§ WORK REQUIRED: Could you return each entry below exactly as written, minus any pictures?

○ ○ ○

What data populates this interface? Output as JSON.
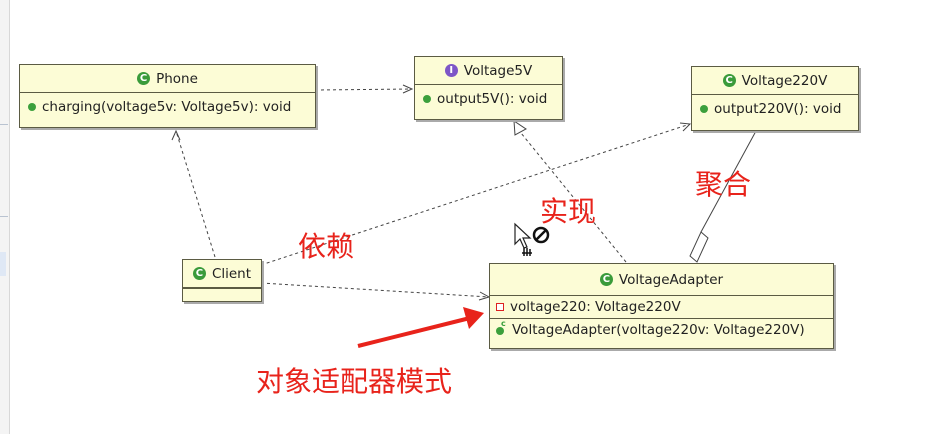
{
  "classes": {
    "phone": {
      "name": "Phone",
      "methods": [
        "charging(voltage5v: Voltage5v): void"
      ]
    },
    "voltage5v": {
      "name": "Voltage5V",
      "methods": [
        "output5V(): void"
      ]
    },
    "voltage220v": {
      "name": "Voltage220V",
      "methods": [
        "output220V(): void"
      ]
    },
    "client": {
      "name": "Client"
    },
    "adapter": {
      "name": "VoltageAdapter",
      "fields": [
        "voltage220: Voltage220V"
      ],
      "methods": [
        "VoltageAdapter(voltage220v: Voltage220V)"
      ]
    }
  },
  "annotations": {
    "dependency": "依赖",
    "realization": "实现",
    "aggregation": "聚合",
    "pattern": "对象适配器模式"
  },
  "colors": {
    "annotation": "#e8231b",
    "class_fill": "#fcfcd6",
    "class_border": "#5b5b43",
    "class_badge": "#3a9b3a",
    "interface_badge": "#7d56c7",
    "method_dot": "#3ca03c"
  },
  "icons": {
    "class": "class-badge-icon",
    "interface": "interface-badge-icon",
    "method": "public-method-icon",
    "field": "private-field-icon",
    "constructor": "constructor-icon",
    "cursor": "drag-cursor-icon",
    "no_drop": "no-drop-icon"
  }
}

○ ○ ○

§ RESULT OF THE TASK:
What data populates this interface? Output as JSON.
{
  "classes": {
    "phone": {
      "name": "Phone",
      "methods": [
        "charging(voltage5v: Voltage5v): void"
      ]
    },
    "voltage5v": {
      "name": "Voltage5V",
      "methods": [
        "output5V(): void"
      ]
    },
    "voltage220v": {
      "name": "Voltage220V",
      "methods": [
        "output220V(): void"
      ]
    },
    "client": {
      "name": "Client"
    },
    "adapter": {
      "name": "VoltageAdapter",
      "fields": [
        "voltage220: Voltage220V"
      ],
      "methods": [
        "VoltageAdapter(voltage220v: Voltage220V)"
      ]
    }
  },
  "annotations": {
    "dependency": "依赖",
    "realization": "实现",
    "aggregation": "聚合",
    "pattern": "对象适配器模式"
  },
  "colors": {
    "annotation": "#e8231b",
    "class_fill": "#fcfcd6",
    "class_border": "#5b5b43",
    "class_badge": "#3a9b3a",
    "interface_badge": "#7d56c7",
    "method_dot": "#3ca03c"
  },
  "icons": {
    "class": "class-badge-icon",
    "interface": "interface-badge-icon",
    "method": "public-method-icon",
    "field": "private-field-icon",
    "constructor": "constructor-icon",
    "cursor": "drag-cursor-icon",
    "no_drop": "no-drop-icon"
  }
}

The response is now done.